Eight days into the trip it was clear that I was stuck in France for longer than the originally planned two weeks.
It was also clear that frequent blood testing (due to extensive walking, weird schedules, jet lag, and carb counting unfamiliar foods) had depleted my supply of test strips.
In France, pharmacies have green crosses above the doors, and seem to have “themes” such as “maternity” or “beauty.” Having no idea which to pick, I simply walked into the pharmacy nearest my hotel.
Two things happened that made me want to import the entire French medical system. First, the pharmacist listened to me explain my problem, in English: I’m an insulin-dependent diabetic, I’m in France on an emergency basis, I’m running out of test strips. She said that, yes, I could purchase test strips – great! But then language differences interfered.
I use a FreeStyle Lite meter. She recognized the meter, and brought out strips that were FreeStyle, but they were called “Papillon Easy” not “Lite.”
Some part of my brain fired up and I remembered that there was a butterfly on my test strips. And, papillon is French for butterfly. I showed her my strips, in particular the butterfly, and she then opened the package of French test strips and we compared. I was pretty sure it was a match, the pharmacist less sure. So, she called the company. There was a two-minute conversation and voila! The strips were the same.
Oh, except for the cost. I paid about $40. U.S. for 100 strips. That’s less than half of what it would have cost me in the states. That’s the second thing that makes me think the U.S. medical system could learn a lot from France.
A few days later, in my fourth and final set of accommodations, I began to unpack, again.
Note to self: do not travel to Europe on an emergency basis at the beginning of tourist season. Finding a place to stay will be nearly impossible.
While unpacking I noticed I was down to three packs of syringes, plus the few in my purse. I counted days; I counted syringes. With two shots of Lantus and three or four of Humalog a day, even if I re-used syringes (I know, it’s frowned upon by BD and most physicians, but we all do it…) I would only have six syringes to get me through the final travel day.
One flight delay and I was hosed.
So, back out to the pharmacy… Although it was a hike from my new place, I returned to the one where I’d purchased my test strips.
They remembered me, which I’d like to credit to the excellent service standards in the French medical industry. But, more likely it’s because they’d spent nearly an hour with me the first time I’d been in the store. Also, I may have been slightly high on stress and tiny cups of French coffee at the time.

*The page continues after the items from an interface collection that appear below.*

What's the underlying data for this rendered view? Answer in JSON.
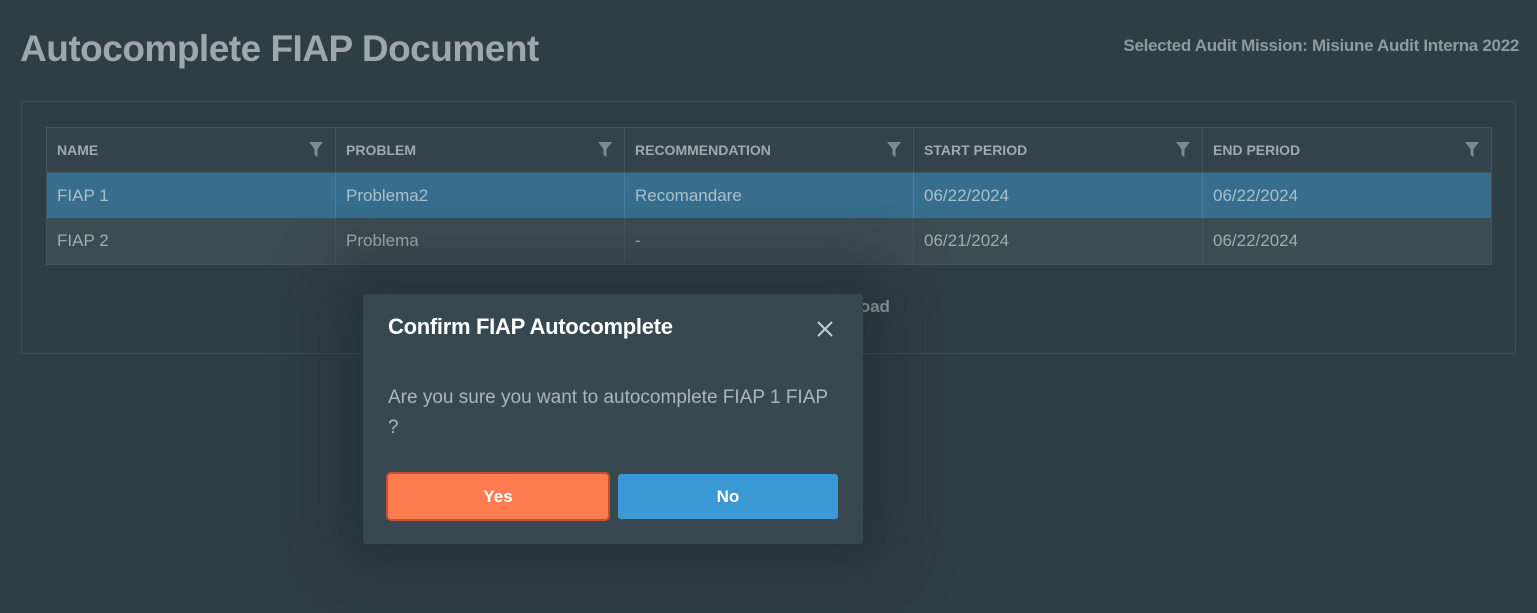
{
  "page": {
    "title": "Autocomplete FIAP Document",
    "mission_label": "Selected Audit Mission: Misiune Audit Interna 2022"
  },
  "table": {
    "columns": [
      "NAME",
      "PROBLEM",
      "RECOMMENDATION",
      "START PERIOD",
      "END PERIOD"
    ],
    "rows": [
      [
        "FIAP 1",
        "Problema2",
        "Recomandare",
        "06/22/2024",
        "06/22/2024"
      ],
      [
        "FIAP 2",
        "Problema",
        "-",
        "06/21/2024",
        "06/22/2024"
      ]
    ],
    "selected_row": "FIAP 1"
  },
  "download": {
    "partial_label": "load"
  },
  "modal": {
    "title": "Confirm FIAP Autocomplete",
    "message": "Are you sure you want to autocomplete FIAP 1 FIAP ?",
    "yes_label": "Yes",
    "no_label": "No",
    "close_icon": "close-icon"
  },
  "colors": {
    "background": "#2f3d45",
    "selected_row": "#376e8d",
    "alt_row": "#3d4b52",
    "yes_button": "#ff7b50",
    "no_button": "#3b9ad6",
    "modal_bg": "#384850"
  },
  "icons": {
    "column_filter": "filter-icon"
  }
}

Syringes? Not a problem. Exact match? Well, all the numbers (which, even on American syringes are metric) were the same and the package was marked “insuline.” I figured they’d work, so I bought a pack of ten. They cost me about $4.50 U.S.
Although I didn’t need any this trip, I did ask the American liaison at the hospital about insulin. It turns out that you do need a prescription, just like at home. I also asked how I would handle urgent, but non-life threatening, situations?

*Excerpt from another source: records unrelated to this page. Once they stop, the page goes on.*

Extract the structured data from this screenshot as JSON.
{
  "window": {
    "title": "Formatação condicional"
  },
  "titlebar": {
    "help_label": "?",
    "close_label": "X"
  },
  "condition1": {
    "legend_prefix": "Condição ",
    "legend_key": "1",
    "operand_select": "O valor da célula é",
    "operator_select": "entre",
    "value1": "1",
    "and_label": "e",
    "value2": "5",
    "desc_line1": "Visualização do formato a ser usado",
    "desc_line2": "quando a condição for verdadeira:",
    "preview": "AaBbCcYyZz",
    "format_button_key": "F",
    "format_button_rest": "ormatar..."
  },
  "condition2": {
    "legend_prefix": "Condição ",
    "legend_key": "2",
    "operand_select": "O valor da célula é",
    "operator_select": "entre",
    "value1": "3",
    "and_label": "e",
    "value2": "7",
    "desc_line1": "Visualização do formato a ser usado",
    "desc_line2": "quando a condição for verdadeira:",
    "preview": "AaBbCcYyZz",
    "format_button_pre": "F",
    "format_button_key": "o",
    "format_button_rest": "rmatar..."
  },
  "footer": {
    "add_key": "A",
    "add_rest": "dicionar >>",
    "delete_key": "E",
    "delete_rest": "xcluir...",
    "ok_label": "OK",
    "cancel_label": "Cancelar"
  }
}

“I believe for something minor, like strep throat, perhaps the best option (in Paris) would be to call SOS Medecins – their operator will ask some questions and can actually have a doctor at your home in half an hour or so.
And it only costs around €70… (About $100. U.S.)?!

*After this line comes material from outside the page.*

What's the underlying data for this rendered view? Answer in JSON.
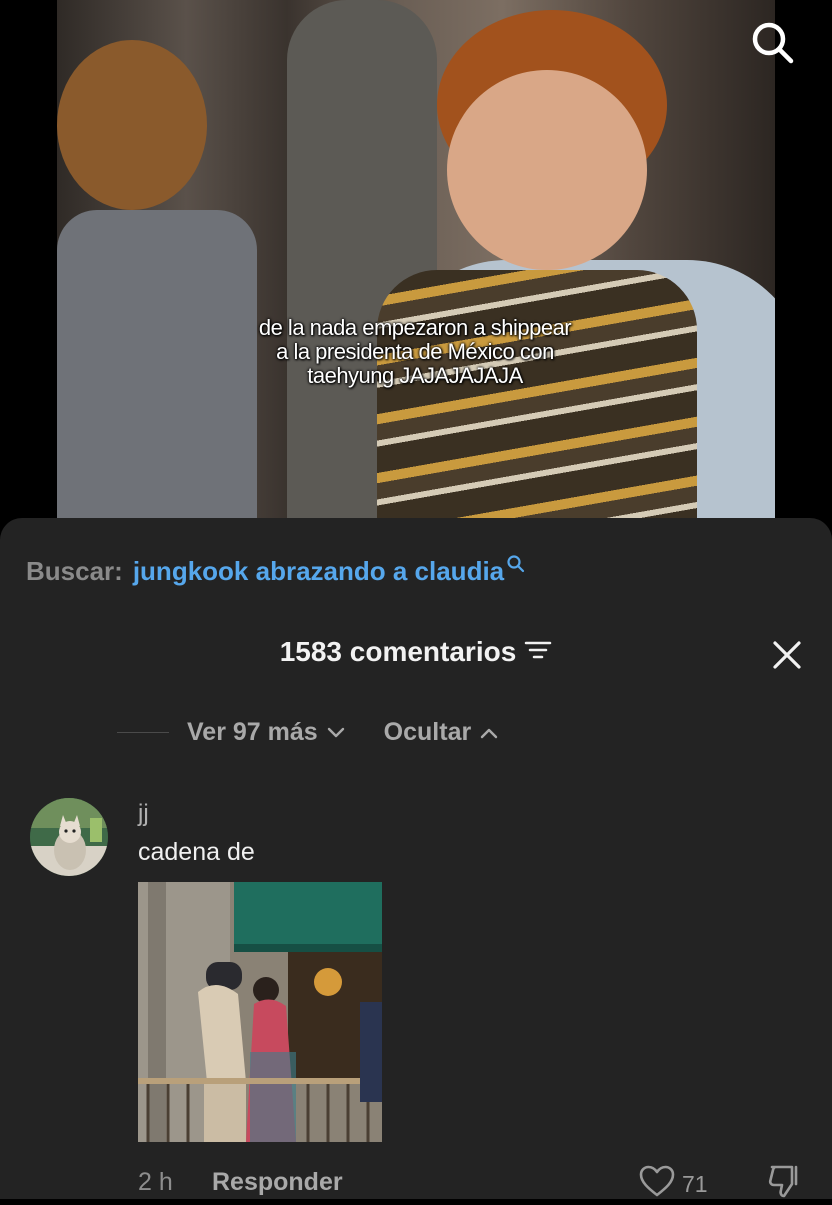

“Often, they can give you enough medicine to tide you over for a few hours till you can get to a pharmacy,” the official added.
Wow, who knew the French could be so accommodating?
This trip was not, by any stretch of the imagination, my best planned or most enjoyed trip to France. But, it was one of those learning experiences– one that’s best left unrepeated.
Except for the part where I calculated that for each mile walked, I could eat nearly a quarter of a baguette. That part I’d do again.
Wow is right, Stephanie. So glad the healthcare system in France was so helpful. We hope your mom is doing better, and thanks for sharing your story! Just shows the importance of having an on-the-ground support system when traveling with diabetes.